This week, Jewish Democrats hurdled toward irrelevance as a force in American politics, and they don’t even know it yet.
That our rights come from God is deeply etched in the American consciousness. It is emblazoned in the document we celebrate tomorrow, which famously Declares that all men “are endowed by their Creator with certain unalienable rights.” Though present-day conservatives champion the belief more often, it was a credo for liberal icons like Martin Luther King Jr. (“Man has rights that are neither conferred by nor derived from the state, they are God-given”) and John F. Kennedy (“the essentially Christian and American principle that there are certain rights held by every man which no government and no majority, however powerful, can deny”).
Soon after the Supreme Court’s gay marriage decision two years ago, the battleground shriveled down to the sideshow of bakers and florists trying to duck gay weddings. The LGBT community has nearly unanimously rejected religious-liberty and free-expression arguments as smokescreens for noxious discrimination. But now that the Court is set to settle the matter next year, let’s take a step back and ask whether this battle is worth our energy – and whether we’re even on the right side.
It hasn’t been a good week for Jewish feminists.
For decades, the McDonald’s cashier has been the prototypical minimum-wage employee. Time for a new prototype, folks, since within a few months customers at nearly all the chain’s 14,000 branches will be ordering on their cell phones. Given the alternative (waiting in line), “you want fries with that?” is headed for catchphrase heaven.
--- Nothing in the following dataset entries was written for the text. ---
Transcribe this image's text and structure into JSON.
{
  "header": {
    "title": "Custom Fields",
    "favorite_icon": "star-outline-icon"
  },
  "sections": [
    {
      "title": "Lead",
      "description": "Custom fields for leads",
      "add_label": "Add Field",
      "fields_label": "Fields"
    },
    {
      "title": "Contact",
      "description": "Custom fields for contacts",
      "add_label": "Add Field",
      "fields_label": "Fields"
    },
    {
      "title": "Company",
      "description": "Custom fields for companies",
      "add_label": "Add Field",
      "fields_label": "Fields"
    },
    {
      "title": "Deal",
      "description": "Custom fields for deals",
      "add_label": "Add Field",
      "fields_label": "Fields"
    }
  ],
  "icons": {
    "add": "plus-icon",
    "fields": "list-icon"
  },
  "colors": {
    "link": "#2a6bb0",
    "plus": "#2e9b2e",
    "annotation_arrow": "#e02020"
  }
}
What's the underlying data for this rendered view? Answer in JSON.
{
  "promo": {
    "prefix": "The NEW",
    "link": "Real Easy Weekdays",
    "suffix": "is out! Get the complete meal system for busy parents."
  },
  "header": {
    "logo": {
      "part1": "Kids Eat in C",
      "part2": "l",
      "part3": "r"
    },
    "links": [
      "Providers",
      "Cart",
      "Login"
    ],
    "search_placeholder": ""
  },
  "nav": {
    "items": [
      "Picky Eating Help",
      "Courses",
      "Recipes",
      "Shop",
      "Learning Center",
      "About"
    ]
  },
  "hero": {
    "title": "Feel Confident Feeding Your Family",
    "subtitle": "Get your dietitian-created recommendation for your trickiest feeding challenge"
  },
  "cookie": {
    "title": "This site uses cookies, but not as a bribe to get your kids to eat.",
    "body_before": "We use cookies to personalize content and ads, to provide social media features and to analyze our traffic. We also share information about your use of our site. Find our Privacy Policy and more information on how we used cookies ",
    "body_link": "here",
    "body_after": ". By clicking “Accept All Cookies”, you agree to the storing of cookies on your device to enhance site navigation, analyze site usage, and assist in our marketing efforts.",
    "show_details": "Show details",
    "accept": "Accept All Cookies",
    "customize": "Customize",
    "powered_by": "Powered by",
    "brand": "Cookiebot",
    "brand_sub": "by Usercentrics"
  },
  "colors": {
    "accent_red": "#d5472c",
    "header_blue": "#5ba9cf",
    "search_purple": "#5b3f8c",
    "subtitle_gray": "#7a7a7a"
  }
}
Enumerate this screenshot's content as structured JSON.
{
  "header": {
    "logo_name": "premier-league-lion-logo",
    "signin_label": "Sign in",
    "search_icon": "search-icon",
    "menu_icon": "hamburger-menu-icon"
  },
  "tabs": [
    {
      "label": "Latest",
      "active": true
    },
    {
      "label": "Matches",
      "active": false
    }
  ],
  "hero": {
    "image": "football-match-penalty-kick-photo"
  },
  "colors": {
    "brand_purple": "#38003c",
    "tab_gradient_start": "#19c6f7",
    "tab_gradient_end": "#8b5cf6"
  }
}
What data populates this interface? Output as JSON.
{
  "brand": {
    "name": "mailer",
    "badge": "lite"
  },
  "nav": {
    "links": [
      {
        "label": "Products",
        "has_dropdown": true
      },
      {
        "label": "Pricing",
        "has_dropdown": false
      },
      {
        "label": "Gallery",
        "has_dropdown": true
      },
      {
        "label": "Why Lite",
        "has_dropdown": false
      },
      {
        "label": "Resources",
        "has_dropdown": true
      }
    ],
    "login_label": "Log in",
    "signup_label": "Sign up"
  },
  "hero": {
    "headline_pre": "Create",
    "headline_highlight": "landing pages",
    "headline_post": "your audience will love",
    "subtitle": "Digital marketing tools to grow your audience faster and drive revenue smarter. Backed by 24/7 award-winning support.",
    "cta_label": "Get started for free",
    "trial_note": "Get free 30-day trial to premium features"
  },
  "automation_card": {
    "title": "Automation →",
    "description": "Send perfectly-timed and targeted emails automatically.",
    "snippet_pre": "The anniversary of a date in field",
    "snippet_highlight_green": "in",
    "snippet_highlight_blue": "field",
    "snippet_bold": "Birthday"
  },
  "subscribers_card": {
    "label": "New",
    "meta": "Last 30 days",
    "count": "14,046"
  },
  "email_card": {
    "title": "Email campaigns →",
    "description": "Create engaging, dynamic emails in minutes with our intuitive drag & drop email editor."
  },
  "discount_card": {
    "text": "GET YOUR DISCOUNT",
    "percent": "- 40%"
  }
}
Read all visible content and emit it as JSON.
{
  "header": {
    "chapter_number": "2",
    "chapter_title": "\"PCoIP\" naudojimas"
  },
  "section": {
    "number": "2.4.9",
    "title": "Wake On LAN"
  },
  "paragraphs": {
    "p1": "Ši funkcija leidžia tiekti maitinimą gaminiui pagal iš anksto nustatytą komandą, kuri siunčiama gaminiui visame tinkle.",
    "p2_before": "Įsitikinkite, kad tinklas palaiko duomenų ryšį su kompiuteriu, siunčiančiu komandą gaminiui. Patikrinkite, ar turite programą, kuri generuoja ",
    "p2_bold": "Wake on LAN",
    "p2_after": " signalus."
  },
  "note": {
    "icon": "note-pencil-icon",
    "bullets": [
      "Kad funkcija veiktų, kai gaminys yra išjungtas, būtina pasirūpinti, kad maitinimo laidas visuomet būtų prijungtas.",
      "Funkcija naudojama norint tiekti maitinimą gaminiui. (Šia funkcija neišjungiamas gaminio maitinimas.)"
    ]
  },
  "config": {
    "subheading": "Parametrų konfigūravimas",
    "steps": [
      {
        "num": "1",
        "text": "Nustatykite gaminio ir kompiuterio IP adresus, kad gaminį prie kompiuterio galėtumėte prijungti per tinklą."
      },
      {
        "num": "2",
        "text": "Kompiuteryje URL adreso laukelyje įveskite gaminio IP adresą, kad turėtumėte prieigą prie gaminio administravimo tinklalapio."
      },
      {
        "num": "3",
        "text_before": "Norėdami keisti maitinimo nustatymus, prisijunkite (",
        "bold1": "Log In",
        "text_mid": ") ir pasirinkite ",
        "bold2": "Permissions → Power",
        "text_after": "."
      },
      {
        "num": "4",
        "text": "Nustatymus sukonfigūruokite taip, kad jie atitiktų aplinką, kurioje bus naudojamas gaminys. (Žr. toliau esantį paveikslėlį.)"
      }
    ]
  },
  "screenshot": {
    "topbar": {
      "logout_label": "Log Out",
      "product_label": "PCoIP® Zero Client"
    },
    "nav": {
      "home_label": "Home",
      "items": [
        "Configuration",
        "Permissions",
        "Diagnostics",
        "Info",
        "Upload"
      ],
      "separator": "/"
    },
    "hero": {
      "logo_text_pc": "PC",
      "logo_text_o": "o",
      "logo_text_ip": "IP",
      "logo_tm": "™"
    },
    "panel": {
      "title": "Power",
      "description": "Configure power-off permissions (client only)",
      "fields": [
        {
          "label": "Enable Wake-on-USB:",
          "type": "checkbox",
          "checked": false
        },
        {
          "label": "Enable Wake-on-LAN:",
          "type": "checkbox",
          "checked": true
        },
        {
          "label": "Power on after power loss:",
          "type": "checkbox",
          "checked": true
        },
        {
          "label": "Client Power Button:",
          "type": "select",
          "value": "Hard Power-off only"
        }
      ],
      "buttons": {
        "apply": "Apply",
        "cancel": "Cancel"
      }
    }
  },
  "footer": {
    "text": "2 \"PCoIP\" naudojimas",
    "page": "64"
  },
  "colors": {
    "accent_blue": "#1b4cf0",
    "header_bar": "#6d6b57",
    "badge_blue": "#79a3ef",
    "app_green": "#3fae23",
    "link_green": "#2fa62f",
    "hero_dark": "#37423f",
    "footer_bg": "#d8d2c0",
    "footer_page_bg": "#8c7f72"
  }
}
The hung jury in Bill Cosby’s sexual assault trial has puzzled and angered the former comedian’s detractors, since statute-of-limitations laws made this the only possible case to prosecute. But alleged victim Andrea Constand’s sustained, even overeager post-incident pursuit of Cosby’s friendship completely compromised her credibility.
Is President Trump right to oppose the National Endowment for the Arts (NEA)? Well, art lifts us up and inspires the creativity of future generations. But government funds are precious and current NEA projects have a liberal bias.
This morning, someone who specifically wanted to kill Republicans sprayed more than 50 shots at a GOP Congressional baseball practice, wounding at least five – including Congressman Steve Scalise (R-La.). Within minutes, the sadly inevitable Tweets began:
Liberal corners of the Internet are giggling at the discomfort of Attorney General Jeff Sessions testifying yesterday before the Senate Intelligence committee as he tried to rebuff accusations of Russia-Trump collusion. But too often the schadenfreude has referenced the attorney general’s full name: Jefferson Beauregard Sessions III – thus reinforcing what has become a mean-spirited and unfair caricature of the Alabaman as a racist good-old-boy.